**Work order**.
Find and copy each line of the data that includes "record".
== Data provided
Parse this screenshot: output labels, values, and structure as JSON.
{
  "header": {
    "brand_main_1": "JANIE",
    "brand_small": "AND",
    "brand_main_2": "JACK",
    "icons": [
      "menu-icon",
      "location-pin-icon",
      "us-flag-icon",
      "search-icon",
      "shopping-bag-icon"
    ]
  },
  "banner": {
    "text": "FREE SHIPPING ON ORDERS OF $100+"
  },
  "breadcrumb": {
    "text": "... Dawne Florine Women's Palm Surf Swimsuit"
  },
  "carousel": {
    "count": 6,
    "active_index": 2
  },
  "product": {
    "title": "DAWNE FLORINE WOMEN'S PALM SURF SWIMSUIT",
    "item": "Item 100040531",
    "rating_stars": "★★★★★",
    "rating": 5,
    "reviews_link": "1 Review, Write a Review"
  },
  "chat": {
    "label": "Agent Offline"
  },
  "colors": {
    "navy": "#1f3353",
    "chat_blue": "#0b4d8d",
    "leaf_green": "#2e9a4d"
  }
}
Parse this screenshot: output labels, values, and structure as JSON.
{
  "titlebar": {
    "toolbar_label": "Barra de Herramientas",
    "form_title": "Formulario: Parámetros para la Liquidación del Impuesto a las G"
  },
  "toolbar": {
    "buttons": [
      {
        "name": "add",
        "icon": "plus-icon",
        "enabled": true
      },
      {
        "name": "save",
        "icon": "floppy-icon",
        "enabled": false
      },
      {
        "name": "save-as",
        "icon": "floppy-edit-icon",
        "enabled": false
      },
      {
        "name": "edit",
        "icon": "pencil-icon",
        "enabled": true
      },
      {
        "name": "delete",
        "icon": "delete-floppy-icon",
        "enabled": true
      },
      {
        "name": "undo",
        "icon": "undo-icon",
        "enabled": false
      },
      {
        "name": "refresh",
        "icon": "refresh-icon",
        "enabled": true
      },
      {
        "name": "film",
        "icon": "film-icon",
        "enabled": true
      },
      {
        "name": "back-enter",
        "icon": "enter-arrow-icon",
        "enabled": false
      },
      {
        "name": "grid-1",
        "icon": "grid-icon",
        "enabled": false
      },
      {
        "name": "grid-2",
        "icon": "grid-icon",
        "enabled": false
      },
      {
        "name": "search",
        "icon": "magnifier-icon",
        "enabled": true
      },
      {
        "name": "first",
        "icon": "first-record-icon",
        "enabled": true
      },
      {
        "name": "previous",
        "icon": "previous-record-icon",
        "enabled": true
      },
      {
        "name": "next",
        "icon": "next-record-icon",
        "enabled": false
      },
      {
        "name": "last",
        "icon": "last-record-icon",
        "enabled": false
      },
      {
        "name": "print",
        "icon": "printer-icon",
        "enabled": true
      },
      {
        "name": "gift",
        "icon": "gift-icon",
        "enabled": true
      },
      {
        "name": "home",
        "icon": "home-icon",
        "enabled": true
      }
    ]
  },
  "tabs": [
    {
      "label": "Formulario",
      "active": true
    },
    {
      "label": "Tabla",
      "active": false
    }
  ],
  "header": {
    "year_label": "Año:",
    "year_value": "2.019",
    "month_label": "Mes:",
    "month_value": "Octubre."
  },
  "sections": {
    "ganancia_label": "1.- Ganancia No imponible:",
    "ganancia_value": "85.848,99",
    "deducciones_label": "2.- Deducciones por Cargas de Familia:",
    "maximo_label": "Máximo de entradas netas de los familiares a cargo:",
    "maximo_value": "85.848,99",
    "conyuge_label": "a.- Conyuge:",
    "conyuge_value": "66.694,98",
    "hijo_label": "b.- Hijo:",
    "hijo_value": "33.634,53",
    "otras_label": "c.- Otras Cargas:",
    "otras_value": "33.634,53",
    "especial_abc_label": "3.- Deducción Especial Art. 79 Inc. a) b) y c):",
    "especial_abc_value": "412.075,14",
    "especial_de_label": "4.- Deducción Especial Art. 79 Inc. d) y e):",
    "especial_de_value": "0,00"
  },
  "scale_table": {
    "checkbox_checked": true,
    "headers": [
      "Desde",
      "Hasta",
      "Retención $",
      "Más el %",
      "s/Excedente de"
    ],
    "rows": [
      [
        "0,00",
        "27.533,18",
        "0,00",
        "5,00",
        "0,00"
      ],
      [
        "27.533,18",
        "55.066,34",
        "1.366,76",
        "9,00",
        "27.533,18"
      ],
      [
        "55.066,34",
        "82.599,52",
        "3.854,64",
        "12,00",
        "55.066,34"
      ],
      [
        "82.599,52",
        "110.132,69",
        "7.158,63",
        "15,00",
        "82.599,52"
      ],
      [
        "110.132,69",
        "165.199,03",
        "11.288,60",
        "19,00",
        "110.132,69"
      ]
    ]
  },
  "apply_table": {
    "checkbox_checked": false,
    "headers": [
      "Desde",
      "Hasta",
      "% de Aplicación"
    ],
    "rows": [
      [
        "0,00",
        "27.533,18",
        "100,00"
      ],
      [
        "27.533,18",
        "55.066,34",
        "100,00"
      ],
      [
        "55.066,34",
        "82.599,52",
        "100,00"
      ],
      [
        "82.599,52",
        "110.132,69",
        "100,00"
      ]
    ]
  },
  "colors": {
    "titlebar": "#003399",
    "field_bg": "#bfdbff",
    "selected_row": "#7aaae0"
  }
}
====
**Task response**.
        "icon": "first-record-icon",
        "icon": "previous-record-icon",
        "icon": "next-record-icon",
        "icon": "last-record-icon",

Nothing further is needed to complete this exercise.